Mother of Victim Said Pickup Truck Driver Was Driving Too Fast
A fatal accident involving a 9 year-old boy has been declared an accident by Fort Worth police investigators. The accident occurred in the parking lot of the CVS located on West Seminary Drive. Orlando Hernandez was running through the parking lot to return a shopping cart to the store when a pickup truck struck him at 7:30 p.m. last week.
Orlando’s mother, Daniela Hernandez, refutes th0se findings. She believes the driver was going too fast and should be charged with her son’s death. Regardless of whether criminal charges are filed or a civil lawsuit is brought and damages are recovered, this is a real tragedy and my heart goes out to his family for its unimaginable loss.
Slow Moving Traffic a Serious Danger
There are way too many collisions and pedestrians struck in parking lots. In fact, thousands of kids are injured or killed every year by slow moving vehicles, according to kidsandcars.org. Front-over and back-over accidents involving small children tend to occur in parking lots and driveways, often with a relative behind the wheel.
Cars are moving more slowly and drivers are presumably more careful of pedestrians, kids and their parents can sometimes let their guard down. In addition drivers might be less attentive in the mistaken belief that they can stop in time and won’t cause severe injuries at slow speed.
Often the driver cannot see around blind spots and, even at slow speed, cannot stop in time should a child dart out from behind another car or wander behind the vehicle.
Kidsandcars.org highlights the dramatic increase in slow-moving front-over fatalities.

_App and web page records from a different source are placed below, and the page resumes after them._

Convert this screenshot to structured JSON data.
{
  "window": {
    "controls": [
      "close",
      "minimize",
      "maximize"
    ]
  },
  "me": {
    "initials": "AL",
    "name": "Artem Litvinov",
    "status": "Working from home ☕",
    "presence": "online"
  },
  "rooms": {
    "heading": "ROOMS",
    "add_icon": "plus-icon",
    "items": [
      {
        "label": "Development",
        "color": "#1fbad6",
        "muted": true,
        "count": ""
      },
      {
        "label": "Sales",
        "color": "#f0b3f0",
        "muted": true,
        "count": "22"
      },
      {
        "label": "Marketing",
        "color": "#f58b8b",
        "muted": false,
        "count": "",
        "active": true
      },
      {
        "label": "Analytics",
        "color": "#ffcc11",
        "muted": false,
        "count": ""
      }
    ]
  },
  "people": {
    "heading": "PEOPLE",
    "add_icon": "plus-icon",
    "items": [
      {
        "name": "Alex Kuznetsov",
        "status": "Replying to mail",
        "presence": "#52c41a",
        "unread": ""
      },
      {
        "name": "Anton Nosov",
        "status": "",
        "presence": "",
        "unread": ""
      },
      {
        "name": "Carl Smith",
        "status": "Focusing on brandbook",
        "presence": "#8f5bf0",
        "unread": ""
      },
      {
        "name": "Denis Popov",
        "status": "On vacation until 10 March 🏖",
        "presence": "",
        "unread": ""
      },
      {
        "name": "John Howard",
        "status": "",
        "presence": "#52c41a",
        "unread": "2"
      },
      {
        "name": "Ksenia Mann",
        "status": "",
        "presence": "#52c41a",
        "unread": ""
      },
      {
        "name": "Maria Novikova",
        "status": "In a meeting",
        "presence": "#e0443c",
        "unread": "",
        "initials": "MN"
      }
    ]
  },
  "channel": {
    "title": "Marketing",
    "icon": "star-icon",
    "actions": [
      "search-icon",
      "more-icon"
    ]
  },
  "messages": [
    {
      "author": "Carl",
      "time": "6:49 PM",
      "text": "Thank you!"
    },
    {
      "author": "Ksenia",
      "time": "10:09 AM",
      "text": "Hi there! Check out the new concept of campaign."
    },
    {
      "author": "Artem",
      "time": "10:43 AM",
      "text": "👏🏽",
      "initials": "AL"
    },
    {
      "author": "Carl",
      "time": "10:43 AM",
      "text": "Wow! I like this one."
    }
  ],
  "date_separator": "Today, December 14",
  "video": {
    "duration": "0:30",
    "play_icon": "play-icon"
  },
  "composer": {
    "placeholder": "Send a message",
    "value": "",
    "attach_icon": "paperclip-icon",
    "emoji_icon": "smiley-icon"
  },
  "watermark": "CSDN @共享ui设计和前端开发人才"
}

In the five-year period between 1996 and 2000, 24 children were killed in these types of slow-moving accidents. From 2001 to 2005, that number went up to 88 child fatalities. Deaths of children in front-over accidents skyrocketed to 358 in the period between 2006 and 2010. American’s obsession with big vehicles follows the same course. Pickup trucks, SUVs and vans create much greater blind spots that make it especially difficult to see small children. Not surprisingly, with Texans’ affinity for large trucks, Texas had the second highest number of front-over deaths in the nation.
The nonprofit organization estimates that approximately fifty children are backed over every week, two fatally. More than 60 percent of back-over accidents involve a larger vehicle, such as a pickup truck, SUV or van. The driver is not able to see small children standing in the blind spot directly behind the vehicle.

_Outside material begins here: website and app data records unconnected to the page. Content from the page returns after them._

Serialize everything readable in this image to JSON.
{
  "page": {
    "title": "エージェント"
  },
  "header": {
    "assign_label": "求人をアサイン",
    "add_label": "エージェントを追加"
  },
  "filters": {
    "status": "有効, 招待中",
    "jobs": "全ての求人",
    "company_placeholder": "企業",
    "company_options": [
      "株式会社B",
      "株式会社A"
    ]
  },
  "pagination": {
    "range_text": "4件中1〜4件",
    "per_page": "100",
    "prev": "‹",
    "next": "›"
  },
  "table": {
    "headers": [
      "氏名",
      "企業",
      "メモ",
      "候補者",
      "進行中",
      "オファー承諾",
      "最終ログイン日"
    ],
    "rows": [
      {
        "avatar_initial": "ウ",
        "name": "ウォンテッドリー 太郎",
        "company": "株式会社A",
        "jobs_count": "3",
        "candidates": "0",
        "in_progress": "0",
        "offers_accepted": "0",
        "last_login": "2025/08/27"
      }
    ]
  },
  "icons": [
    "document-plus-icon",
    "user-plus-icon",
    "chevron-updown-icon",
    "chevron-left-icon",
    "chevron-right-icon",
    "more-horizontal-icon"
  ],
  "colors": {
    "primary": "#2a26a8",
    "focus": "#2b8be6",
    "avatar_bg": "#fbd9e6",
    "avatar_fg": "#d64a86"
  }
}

With School Out, Be Extra Diligent About Children As You Drive
The boy’s untimely death is a reminder to all of us to slow down and pay attention, especially with more children out and about at the conclusion of the school year. It is easy to get distracted in a parking lot, while looking for a space or digging around for a wallet or a phone. But even at five m.p.h., 3000 pounds of steel can kill or seriously injure any one.